Can it really be done? Can a teacher in public schools really teach diverse students from diverse home lives to be thankful? Should we do it? Does it cross some kind of line?
I say, yes it can be done. I say, if we don’t, we may never make a dent in the prevailing attitude of entitlement. I say, if we do, we can teach character lessons that don’t seem like lessons. I say, teaching character is an essential part of the job despite all the other demands on your teaching day. I say, you will see changes in the way your students treat each other. Isn’t that important? Isn’t finding ways to cope with student conflicts a way to solve problems before they arise?
Teaching gratitude is being pro-active. Just today, in Ann Voscamp’s blog she lists five reasons backed up by research for kids to keep a list of gratitude. Check out her list. Developing this little habit of gratitude can make a big difference. In case you aren’t convinced this is important, recall the last time you gave a student something – a pencil, a piece of paper, a treat. Did you hear a “thank you”? If you regularly hear “thanks” from your students, count yourself blessed. I seldom heard “thanks” from my 8th graders. We were a high poverty school and had been adopted by several businesses and a church. Students regularly received gifts from these resources – a belt, a missing piece of a school uniform, Christmas bags, school supplies, etc. Appreciation for these gifts was often not evident. I can give you lots of reasons why my students did not say “thank you”, but I’d rather tell you how to turn that around.
We used to call this gratitude habit as being polite and using good manners. It’s just one of the missing pieces in our students’ lives, and it’s never too late to change it. My suggestions will relate to the language arts, reading, and writing subject areas, but I think they could easily transfer to history. Most teachers require some kind of journal writing, even in math. It could become a routine part of the daily entry in a journal: list three things you are grateful for. You will need to make some kind of requirement so that students don’t repeat the same things every day. They need to see your model – be as specific as you can. Draw on your own experiences.
From my trip to Africa many years ago, I could easily name just the basics of an American classroom:
- Maps and globe
- Ink pens
- Less than 50 students in a classroom
- Technology for teaching (the teachers I saw had a blackboard and chalk.)
- Plenty of clean, white notebook paper
- Library books
If you have traveled to any underdeveloped country, you can draw on those experiences. You may have recently taught in an older school building in which the heat or air conditioning did not work on a regular basis. Be thankful for what you have!
When students are forming a new habit, expect superficial items in their list. Encourage them to go deeper, to be thoughtful in their list.
Another approach that provides practice and modeling focuses on characters in a book you are reading as a class. A great example to use would be the novel, Hatchet. At the end of each chapter you could make a list as a class of the things Brian would be thankful for. Since he is stranded on an island with only a hatchet, each day brings a new challenge. What does he have or what did he learn that would help him survive the next day?

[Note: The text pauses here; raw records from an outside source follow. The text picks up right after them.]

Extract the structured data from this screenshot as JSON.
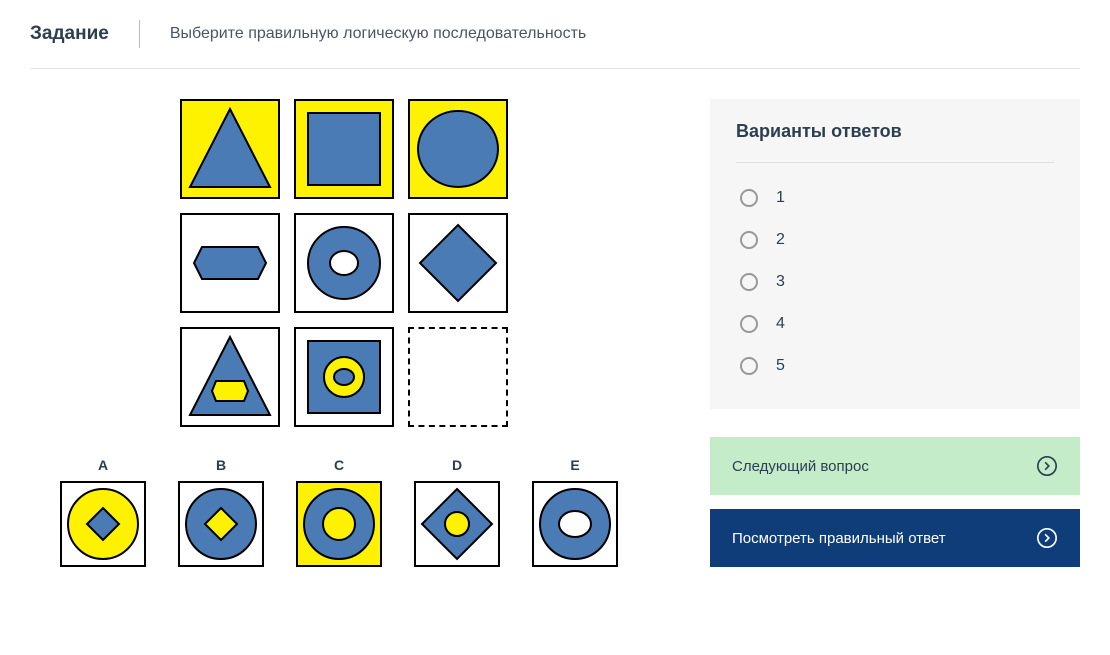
{
  "header": {
    "title": "Задание",
    "instruction": "Выберите правильную логическую последовательность"
  },
  "colors": {
    "blue": "#4a7bb5",
    "blueDark": "#2d5a8f",
    "yellow": "#fff200"
  },
  "grid": [
    {
      "bg": "yellow",
      "shape": "triangle",
      "fill": "blue"
    },
    {
      "bg": "yellow",
      "shape": "square",
      "fill": "blue"
    },
    {
      "bg": "yellow",
      "shape": "circle",
      "fill": "blue"
    },
    {
      "bg": "white",
      "shape": "hexagon",
      "fill": "blue"
    },
    {
      "bg": "white",
      "shape": "ring",
      "fill": "blue"
    },
    {
      "bg": "white",
      "shape": "diamond",
      "fill": "blue"
    },
    {
      "bg": "white",
      "shape": "triangle-hex",
      "fill": "blue"
    },
    {
      "bg": "white",
      "shape": "square-ring",
      "fill": "blue"
    },
    {
      "bg": "missing"
    }
  ],
  "options": [
    {
      "label": "A",
      "bg": "white",
      "variant": "a"
    },
    {
      "label": "B",
      "bg": "white",
      "variant": "b"
    },
    {
      "label": "C",
      "bg": "yellow",
      "variant": "c"
    },
    {
      "label": "D",
      "bg": "white",
      "variant": "d"
    },
    {
      "label": "E",
      "bg": "white",
      "variant": "e"
    }
  ],
  "answers": {
    "title": "Варианты ответов",
    "items": [
      "1",
      "2",
      "3",
      "4",
      "5"
    ]
  },
  "buttons": {
    "next": "Следующий вопрос",
    "show_answer": "Посмотреть правильный ответ"
  }
}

When I taught The Hunger Games to my 8th graders, the point I wanted them to feel was how hopeless life seemed to the main characters. Yet, there were small things they could appreciate: Katniss’ ability to use a bow and arrow, Gale’s friendship, etc.
Think of ways you can integrate this habit into your daily teaching. Math and science lend themselves to an application of subject – how can students use what they learn in their everyday life?
The law of gravity makes it possible for . . .
Basic shapes in math are used to . . .
Is this easy? No, but if you guide students, model, give them practice, you will be encouraging the thinking process. That was always my goal in teaching. I had a huge sign in every classroom in which I taught middle school students: THINK! If I taught them to think, I felt successful. We need thinkers today – students who reach past short-term memory to Evaluate, Analyze, Make Inferences, Interpret, and Synthesize.
Are you counting joy each day? Have you made that a personal habit at the end of each school day? Have you tried teaching your students to be grateful? If you try this idea, I’d love to hear how it’s working.Counting joy! JoyMartell